Research is a good foundation for all marketing campaigns. You want to make sure that you are reaching the right people, at the right time, in the right place, especially if you want your art to stand out online. You need to think about who your ideal collectors are, where they spend their time on the internet, what their hobbies are, and even perhaps what their income is. In addition, you'll want to know what your competition is doing so that you can find opportunities in the online art marketplace. (on a side note, there are so few artists doing a good job of selling their art on the Internet right now, that there are tons of opportunities - tons)
There are lots of interesting tools for doing online research. I'll give you here a run down of some basic tools to get you started.
Finding other artist websites/blogs
- Use the SEO Book Keyword Tool - Aaron Wall has put out an easy to use tool that will show you how popular some artist sites are. This is a good indicator who you should imitate or learn from.
- Google Blog Search - just type in the style of art that you do (as specifically as possible), and you'll find a host of blogs and artist sites who are in the same genre. Most of them will be really awful. Use them as an example of what not to do, stealing a few examples of designs you like and marketing tactics you like.
- Artist blogrolls - most bloggers have a list of blogs that they read on their their site. Looks for long lists with titles like "blogroll," "blogs I read," or "great people." You'll start to notice patterns. Who gets listed a lot? Think about why they get listed.
- Twitter Search - Twitter produces 1 Billion Tweets per week! That's a LOT of real-time data about what's happening on the Internet and in the real world. People update Twitter from their smartphones all the time. Spend a little time there to see what artists are tweeting about, and who is responding to them.
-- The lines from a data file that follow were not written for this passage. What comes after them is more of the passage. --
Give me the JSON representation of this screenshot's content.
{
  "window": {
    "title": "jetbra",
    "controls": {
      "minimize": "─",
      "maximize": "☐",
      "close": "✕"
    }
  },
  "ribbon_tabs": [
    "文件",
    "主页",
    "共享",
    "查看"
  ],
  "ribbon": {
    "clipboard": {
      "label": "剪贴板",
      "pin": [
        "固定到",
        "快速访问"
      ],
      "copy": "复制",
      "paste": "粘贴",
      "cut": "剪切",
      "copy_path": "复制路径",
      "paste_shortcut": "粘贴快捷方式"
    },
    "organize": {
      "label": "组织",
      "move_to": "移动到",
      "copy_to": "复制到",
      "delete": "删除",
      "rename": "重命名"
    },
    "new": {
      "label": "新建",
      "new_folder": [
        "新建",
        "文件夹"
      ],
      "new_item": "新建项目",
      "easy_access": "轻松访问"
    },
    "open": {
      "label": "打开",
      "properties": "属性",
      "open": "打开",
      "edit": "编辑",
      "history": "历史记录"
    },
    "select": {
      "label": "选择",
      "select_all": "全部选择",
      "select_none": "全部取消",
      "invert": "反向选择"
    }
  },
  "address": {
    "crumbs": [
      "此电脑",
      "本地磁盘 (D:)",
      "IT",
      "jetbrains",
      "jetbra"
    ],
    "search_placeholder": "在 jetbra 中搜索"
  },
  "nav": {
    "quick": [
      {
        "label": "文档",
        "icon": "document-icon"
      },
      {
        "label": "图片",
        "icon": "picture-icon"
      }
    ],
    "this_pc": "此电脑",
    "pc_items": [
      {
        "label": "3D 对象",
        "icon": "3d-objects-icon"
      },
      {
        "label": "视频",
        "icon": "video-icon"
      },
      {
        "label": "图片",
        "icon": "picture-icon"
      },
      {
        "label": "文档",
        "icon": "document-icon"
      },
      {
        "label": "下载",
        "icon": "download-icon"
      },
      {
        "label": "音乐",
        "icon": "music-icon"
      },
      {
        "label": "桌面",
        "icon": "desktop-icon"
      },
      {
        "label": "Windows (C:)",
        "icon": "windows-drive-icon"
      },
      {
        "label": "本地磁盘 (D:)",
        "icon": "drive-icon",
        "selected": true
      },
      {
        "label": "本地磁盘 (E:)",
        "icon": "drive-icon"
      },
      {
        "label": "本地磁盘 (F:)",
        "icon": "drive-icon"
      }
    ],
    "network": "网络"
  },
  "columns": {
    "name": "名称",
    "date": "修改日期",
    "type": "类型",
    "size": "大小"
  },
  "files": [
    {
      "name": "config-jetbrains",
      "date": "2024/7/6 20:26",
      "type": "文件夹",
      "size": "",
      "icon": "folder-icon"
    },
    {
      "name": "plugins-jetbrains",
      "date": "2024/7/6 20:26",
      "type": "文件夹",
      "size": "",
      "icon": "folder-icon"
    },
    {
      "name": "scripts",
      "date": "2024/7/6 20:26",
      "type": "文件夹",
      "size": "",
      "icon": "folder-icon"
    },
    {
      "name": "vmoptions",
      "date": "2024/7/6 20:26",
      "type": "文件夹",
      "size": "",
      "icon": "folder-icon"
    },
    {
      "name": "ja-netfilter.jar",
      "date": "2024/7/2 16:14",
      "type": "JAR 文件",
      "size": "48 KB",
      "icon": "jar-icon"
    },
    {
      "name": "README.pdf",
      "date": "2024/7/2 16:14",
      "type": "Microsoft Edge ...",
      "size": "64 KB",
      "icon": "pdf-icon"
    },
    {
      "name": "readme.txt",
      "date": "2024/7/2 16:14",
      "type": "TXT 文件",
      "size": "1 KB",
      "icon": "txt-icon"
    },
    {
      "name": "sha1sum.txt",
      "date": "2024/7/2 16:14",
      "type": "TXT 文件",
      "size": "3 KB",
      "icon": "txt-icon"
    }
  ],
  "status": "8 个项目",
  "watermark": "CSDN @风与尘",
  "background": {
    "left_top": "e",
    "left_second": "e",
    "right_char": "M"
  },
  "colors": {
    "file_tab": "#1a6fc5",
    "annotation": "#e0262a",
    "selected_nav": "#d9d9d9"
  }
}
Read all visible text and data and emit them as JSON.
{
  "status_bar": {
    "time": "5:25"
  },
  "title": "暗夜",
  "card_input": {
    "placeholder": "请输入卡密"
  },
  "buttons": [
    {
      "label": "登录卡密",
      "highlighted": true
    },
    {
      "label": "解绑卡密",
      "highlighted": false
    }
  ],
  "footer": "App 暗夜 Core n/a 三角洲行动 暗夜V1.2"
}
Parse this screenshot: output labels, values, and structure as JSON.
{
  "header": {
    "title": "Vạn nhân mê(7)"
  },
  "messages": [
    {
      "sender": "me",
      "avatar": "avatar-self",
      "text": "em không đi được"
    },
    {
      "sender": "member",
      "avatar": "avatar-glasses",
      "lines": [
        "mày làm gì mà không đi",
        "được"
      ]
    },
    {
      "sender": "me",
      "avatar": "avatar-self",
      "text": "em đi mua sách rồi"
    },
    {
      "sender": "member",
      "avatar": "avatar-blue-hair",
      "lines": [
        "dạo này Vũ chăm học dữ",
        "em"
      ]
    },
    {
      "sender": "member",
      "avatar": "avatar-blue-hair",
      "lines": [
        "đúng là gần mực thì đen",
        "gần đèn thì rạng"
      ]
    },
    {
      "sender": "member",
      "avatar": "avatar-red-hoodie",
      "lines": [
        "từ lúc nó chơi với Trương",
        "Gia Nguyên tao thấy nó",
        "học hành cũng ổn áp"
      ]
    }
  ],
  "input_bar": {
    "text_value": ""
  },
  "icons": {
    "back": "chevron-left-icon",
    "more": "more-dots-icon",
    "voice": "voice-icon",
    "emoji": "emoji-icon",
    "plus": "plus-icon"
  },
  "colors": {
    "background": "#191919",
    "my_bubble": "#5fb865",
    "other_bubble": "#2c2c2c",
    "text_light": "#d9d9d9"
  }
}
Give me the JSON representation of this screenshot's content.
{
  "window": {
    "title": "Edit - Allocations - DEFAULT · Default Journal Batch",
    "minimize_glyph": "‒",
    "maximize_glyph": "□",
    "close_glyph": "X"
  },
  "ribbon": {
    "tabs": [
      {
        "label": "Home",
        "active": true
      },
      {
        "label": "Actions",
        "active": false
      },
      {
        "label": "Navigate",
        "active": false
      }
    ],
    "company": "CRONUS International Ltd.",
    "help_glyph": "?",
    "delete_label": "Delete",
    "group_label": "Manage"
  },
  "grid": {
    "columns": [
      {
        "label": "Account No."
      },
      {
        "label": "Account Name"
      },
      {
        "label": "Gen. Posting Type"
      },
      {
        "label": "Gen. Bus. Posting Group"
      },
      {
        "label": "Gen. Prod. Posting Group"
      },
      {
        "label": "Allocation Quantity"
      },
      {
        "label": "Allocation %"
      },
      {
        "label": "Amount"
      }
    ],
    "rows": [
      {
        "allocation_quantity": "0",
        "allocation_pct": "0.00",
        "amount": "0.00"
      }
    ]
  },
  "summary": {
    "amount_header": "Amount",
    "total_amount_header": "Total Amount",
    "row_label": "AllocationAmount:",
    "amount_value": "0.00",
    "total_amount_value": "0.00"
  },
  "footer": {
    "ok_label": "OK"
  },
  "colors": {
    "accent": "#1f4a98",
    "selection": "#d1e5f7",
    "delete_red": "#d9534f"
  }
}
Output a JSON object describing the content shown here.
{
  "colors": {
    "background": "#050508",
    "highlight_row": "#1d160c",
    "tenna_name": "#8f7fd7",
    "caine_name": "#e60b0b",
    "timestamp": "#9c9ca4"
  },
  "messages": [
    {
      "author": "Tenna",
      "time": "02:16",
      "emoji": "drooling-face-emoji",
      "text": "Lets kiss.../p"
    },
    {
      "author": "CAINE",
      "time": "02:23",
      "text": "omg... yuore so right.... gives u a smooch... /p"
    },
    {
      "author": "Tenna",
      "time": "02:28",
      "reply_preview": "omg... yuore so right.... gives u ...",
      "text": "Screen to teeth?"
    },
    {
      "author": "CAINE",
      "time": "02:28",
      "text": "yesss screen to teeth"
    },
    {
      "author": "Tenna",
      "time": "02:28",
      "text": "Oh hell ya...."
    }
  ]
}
It could be enlightening.
- Google Keyword Tool - Google advertising program, Adwords, provides a free keyword research tool. Use it to see how many people are searching for your style of painting. Be sure to get really specific. "Portrait Art" is way too general. Think "Original Pet Portrait Art," or "Portrait Artist Portland, Oregon." The numbers can be enlightening, but don't let these numbers alone dictate what you do with your work. Even if there's not a lot of search traffic for it, that doesn't mean you can't make a living as an artist doing what you love to do.
- Facebook search - Want to see which artists have large followings online? Look at Facebook Fan Pages. Just do a search on Facebook for the kind of art that you want to do and see who comes up. It might surprise you to see that there are already a bunch of artists who have substantial Facebook followings, and that they are making sales off of those Facebook fans.
Finally, I'll say that while research is important, the final decision on what to do and how to do it comes down to you as the artist. It's your work and your life. Artists remake new markets and forge ahead into areas that others can't see. That's what makes artists unique and interesting. Once you've done your research, set it aside and think about your artistic vision and then do what you know will take you down the right path.
You have the vision.
This article is courtesy of Cory HuffCory Huff is a digital strategist specializing in helping artists learn to sell their art online. His Big Hairy Audacious Goal: help 1000 artists create a full-time living from their art. You can view more blog posts like these and get a free gift for ArtPal artists here: http://theabundantartist.com/start-here/